Instructions for the task => What follows is a set of entries. Give them again exactly, without the pictures.

Information =>
____

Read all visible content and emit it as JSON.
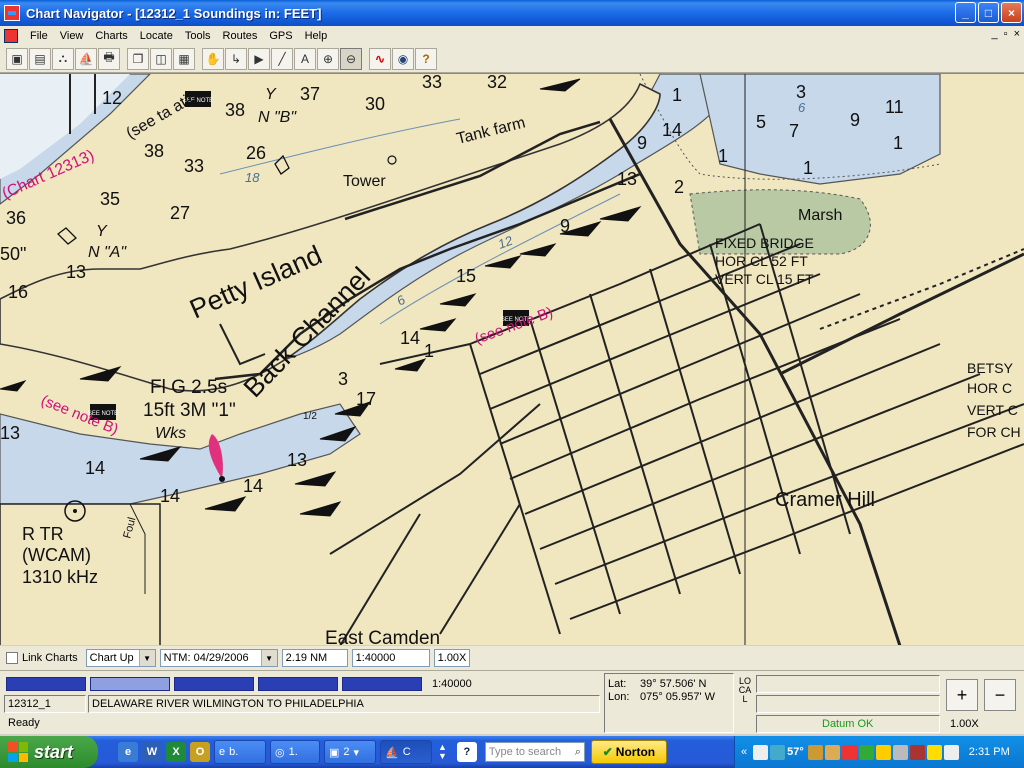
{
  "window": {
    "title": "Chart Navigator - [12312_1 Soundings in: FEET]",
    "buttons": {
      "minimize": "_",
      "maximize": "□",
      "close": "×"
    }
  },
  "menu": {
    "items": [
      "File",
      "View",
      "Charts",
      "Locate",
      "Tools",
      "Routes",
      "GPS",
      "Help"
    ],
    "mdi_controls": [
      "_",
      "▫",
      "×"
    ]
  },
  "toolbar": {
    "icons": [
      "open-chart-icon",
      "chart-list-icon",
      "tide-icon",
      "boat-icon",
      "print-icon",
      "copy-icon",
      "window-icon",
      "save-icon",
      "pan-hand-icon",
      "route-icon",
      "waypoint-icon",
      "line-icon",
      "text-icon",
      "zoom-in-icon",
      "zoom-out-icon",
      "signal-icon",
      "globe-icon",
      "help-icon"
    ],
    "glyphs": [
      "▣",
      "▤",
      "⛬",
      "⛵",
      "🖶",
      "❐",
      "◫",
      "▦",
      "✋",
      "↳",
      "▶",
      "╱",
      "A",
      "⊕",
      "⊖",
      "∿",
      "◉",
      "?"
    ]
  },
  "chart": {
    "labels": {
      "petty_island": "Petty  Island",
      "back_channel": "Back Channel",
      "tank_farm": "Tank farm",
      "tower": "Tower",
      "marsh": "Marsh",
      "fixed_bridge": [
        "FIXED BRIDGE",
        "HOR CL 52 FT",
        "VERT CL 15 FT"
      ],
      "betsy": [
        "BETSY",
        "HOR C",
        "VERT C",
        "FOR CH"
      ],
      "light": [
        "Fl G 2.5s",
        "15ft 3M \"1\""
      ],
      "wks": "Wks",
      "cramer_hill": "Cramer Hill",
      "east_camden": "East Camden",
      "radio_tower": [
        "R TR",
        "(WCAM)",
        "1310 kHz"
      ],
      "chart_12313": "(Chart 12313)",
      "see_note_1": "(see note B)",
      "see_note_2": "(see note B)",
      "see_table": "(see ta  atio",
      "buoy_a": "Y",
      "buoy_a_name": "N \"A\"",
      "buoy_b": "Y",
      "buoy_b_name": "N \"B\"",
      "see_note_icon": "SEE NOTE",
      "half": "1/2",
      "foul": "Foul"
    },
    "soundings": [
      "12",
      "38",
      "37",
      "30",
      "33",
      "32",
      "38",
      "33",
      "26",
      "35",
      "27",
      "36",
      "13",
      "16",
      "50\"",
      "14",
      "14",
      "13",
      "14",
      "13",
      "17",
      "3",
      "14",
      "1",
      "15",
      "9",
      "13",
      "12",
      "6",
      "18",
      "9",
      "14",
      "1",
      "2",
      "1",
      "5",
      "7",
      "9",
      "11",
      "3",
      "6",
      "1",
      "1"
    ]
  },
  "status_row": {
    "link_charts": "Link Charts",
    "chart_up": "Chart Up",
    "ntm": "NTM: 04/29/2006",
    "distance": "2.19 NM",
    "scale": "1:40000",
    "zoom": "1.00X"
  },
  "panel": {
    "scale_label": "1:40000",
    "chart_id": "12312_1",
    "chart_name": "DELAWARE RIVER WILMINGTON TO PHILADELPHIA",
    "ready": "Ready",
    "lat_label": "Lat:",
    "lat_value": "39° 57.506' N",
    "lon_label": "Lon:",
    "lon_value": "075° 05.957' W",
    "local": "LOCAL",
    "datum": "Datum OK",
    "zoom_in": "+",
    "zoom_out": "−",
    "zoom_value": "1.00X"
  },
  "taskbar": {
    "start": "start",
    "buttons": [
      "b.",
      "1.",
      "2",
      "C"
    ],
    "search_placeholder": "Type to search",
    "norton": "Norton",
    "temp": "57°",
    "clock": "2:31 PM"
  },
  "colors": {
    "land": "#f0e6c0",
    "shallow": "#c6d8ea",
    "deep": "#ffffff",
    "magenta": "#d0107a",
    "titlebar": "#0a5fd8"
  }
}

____

Solved problem =>
Read all visible content and emit it as JSON.
{
  "window": {
    "title": "Chart Navigator - [12312_1 Soundings in: FEET]",
    "buttons": {
      "minimize": "_",
      "maximize": "□",
      "close": "×"
    }
  },
  "menu": {
    "items": [
      "File",
      "View",
      "Charts",
      "Locate",
      "Tools",
      "Routes",
      "GPS",
      "Help"
    ],
    "mdi_controls": [
      "_",
      "▫",
      "×"
    ]
  },
  "toolbar": {
    "icons": [
      "open-chart-icon",
      "chart-list-icon",
      "tide-icon",
      "boat-icon",
      "print-icon",
      "copy-icon",
      "window-icon",
      "save-icon",
      "pan-hand-icon",
      "route-icon",
      "waypoint-icon",
      "line-icon",
      "text-icon",
      "zoom-in-icon",
      "zoom-out-icon",
      "signal-icon",
      "globe-icon",
      "help-icon"
    ],
    "glyphs": [
      "▣",
      "▤",
      "⛬",
      "⛵",
      "🖶",
      "❐",
      "◫",
      "▦",
      "✋",
      "↳",
      "▶",
      "╱",
      "A",
      "⊕",
      "⊖",
      "∿",
      "◉",
      "?"
    ]
  },
  "chart": {
    "labels": {
      "petty_island": "Petty  Island",
      "back_channel": "Back Channel",
      "tank_farm": "Tank farm",
      "tower": "Tower",
      "marsh": "Marsh",
      "fixed_bridge": [
        "FIXED BRIDGE",
        "HOR CL 52 FT",
        "VERT CL 15 FT"
      ],
      "betsy": [
        "BETSY",
        "HOR C",
        "VERT C",
        "FOR CH"
      ],
      "light": [
        "Fl G 2.5s",
        "15ft 3M \"1\""
      ],
      "wks": "Wks",
      "cramer_hill": "Cramer Hill",
      "east_camden": "East Camden",
      "radio_tower": [
        "R TR",
        "(WCAM)",
        "1310 kHz"
      ],
      "chart_12313": "(Chart 12313)",
      "see_note_1": "(see note B)",
      "see_note_2": "(see note B)",
      "see_table": "(see ta  atio",
      "buoy_a": "Y",
      "buoy_a_name": "N \"A\"",
      "buoy_b": "Y",
      "buoy_b_name": "N \"B\"",
      "see_note_icon": "SEE NOTE",
      "half": "1/2",
      "foul": "Foul"
    },
    "soundings": [
      "12",
      "38",
      "37",
      "30",
      "33",
      "32",
      "38",
      "33",
      "26",
      "35",
      "27",
      "36",
      "13",
      "16",
      "50\"",
      "14",
      "14",
      "13",
      "14",
      "13",
      "17",
      "3",
      "14",
      "1",
      "15",
      "9",
      "13",
      "12",
      "6",
      "18",
      "9",
      "14",
      "1",
      "2",
      "1",
      "5",
      "7",
      "9",
      "11",
      "3",
      "6",
      "1",
      "1"
    ]
  },
  "status_row": {
    "link_charts": "Link Charts",
    "chart_up": "Chart Up",
    "ntm": "NTM: 04/29/2006",
    "distance": "2.19 NM",
    "scale": "1:40000",
    "zoom": "1.00X"
  },
  "panel": {
    "scale_label": "1:40000",
    "chart_id": "12312_1",
    "chart_name": "DELAWARE RIVER WILMINGTON TO PHILADELPHIA",
    "ready": "Ready",
    "lat_label": "Lat:",
    "lat_value": "39° 57.506' N",
    "lon_label": "Lon:",
    "lon_value": "075° 05.957' W",
    "local": "LOCAL",
    "datum": "Datum OK",
    "zoom_in": "+",
    "zoom_out": "−",
    "zoom_value": "1.00X"
  },
  "taskbar": {
    "start": "start",
    "buttons": [
      "b.",
      "1.",
      "2",
      "C"
    ],
    "search_placeholder": "Type to search",
    "norton": "Norton",
    "temp": "57°",
    "clock": "2:31 PM"
  },
  "colors": {
    "land": "#f0e6c0",
    "shallow": "#c6d8ea",
    "deep": "#ffffff",
    "magenta": "#d0107a",
    "titlebar": "#0a5fd8"
  }
}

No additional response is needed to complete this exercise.